a1 Institute of Microbiology and Hygiene, Charité University Medicine Berlin, Dorotheenstrasse 96, D-10117 Berlin, Germany
a2 London School of Hygiene and Tropical Medicine, Keppel Street, WC1E 7HT London, UK
Molecular approaches are being used increasingly for epidemiological studies of visceral and cutaneous leishmaniases. Several molecular markers resolving genetic differences between Leishmania parasites at species and strain levels have been developed to address key epidemiological and population genetic questions. The current gold standard, multilocus enzyme typing (MLEE), needs cultured parasites and lacks discriminatory power. PCR assays identifying species directly with clinical samples have proven useful in numerous field studies. Multilocus sequence typing (MLST) is potentially the most powerful phylogenetic approach and will, most probably, replace MLEE in the future. Multilocus microsatellite typing (MLMT) is able to discriminate below the zymodeme level and seems to be the best candidate for becoming the gold standard for distinction of strains. Population genetic studies by MLMT revealed geographical and hierarchic population structure in L. tropica, L. major and the L. donovani complex. The existence of hybrids and gene flow between Leishmania populations suggests that sexual recombination is more frequent than previously thought. However, typing and analytical tools need to be further improved. Accessible databases should be created and sustained for integrating data obtained by different researchers.
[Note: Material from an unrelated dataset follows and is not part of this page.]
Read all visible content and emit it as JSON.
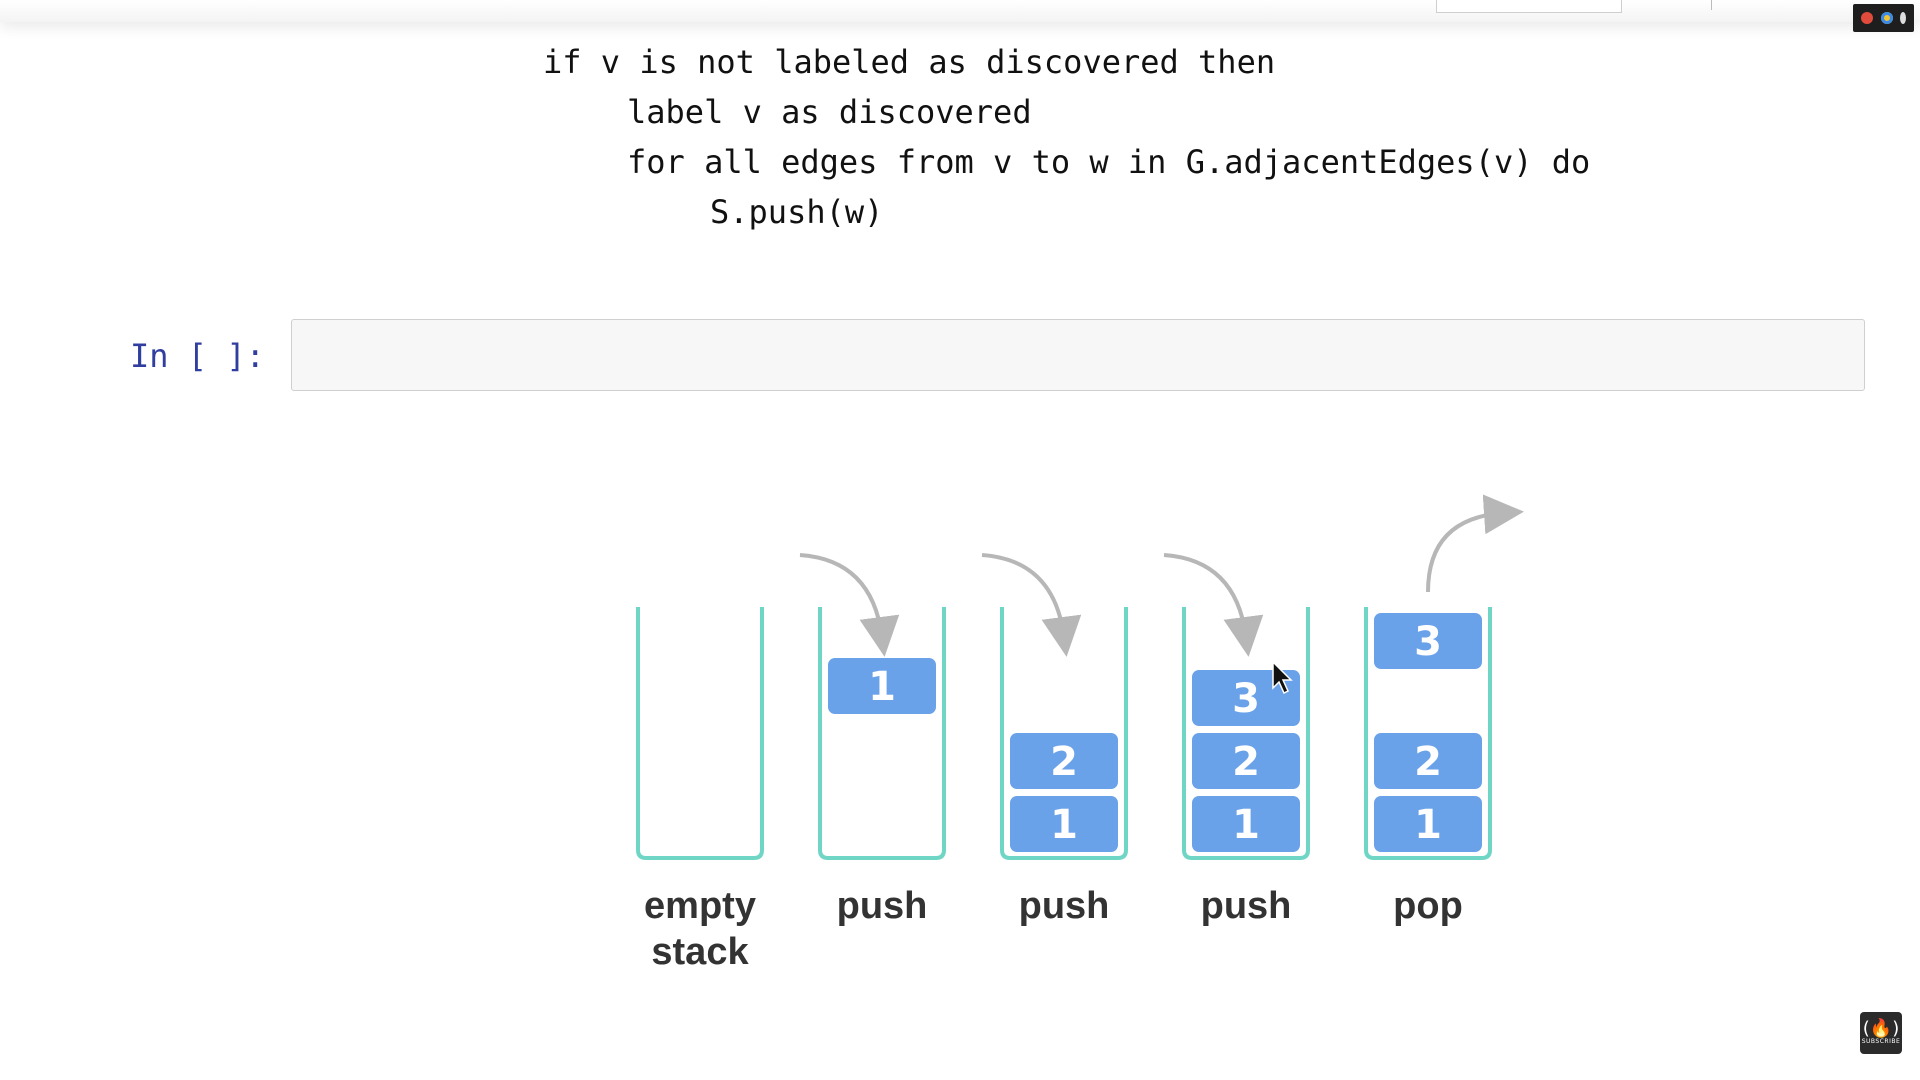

This would allow for global analyses and help to avoid biases in analyses due to small sample sizes.
(Received August 31 2010)
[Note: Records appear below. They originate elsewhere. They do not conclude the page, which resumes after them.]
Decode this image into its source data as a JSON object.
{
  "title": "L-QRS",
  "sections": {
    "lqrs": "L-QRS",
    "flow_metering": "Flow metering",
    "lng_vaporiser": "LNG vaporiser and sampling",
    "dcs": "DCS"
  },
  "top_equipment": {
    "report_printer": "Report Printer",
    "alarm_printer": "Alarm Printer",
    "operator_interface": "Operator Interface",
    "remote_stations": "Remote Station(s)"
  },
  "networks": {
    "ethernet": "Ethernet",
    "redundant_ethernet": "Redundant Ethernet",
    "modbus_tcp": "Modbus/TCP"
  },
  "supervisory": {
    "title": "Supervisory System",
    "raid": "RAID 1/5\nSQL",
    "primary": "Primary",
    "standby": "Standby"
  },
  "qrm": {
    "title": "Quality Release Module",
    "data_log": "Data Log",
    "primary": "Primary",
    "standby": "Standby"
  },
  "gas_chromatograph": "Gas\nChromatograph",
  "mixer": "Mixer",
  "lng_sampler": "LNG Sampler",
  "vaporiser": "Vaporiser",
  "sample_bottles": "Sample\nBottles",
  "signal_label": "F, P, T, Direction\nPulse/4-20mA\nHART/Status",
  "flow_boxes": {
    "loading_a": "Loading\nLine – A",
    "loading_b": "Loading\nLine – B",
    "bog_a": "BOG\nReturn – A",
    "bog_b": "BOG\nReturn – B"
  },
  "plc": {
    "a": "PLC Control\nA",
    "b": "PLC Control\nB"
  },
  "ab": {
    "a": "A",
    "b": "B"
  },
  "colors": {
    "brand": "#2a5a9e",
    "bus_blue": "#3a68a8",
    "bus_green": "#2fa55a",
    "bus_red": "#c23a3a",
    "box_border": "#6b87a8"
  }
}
(Revised October 19 2010)
(Accepted October 19 2010)
(Online publication November 16 2010)
c1 Corresponding author: Institute of Microbiology and Hygiene, Charité University Medicine Berlin, Campus Mitte, Dorotheenstrasse 96, D-10117 Berlin, Germany. Tel: +49 30 450524028. Fax: +49-30-450524902. E-mail: firstname.lastname@example.org
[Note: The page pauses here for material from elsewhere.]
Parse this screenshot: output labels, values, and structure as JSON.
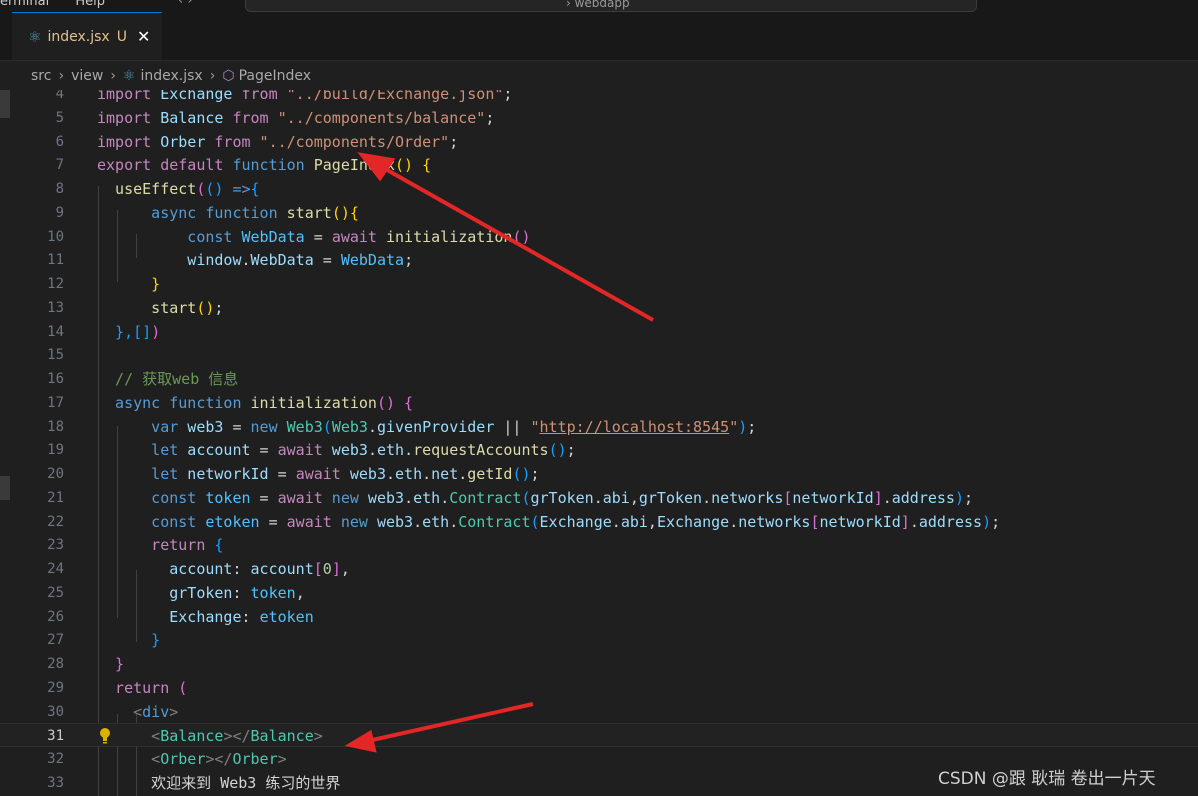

p1 Current address: Unidade de Parasitologia e Microbiologia Médicas, Instituto de Higiene e Medicina Tropical, Universidade Nova de Lisboa, R. da Junqueira 100, 1349-008 Lisboa, Portugal.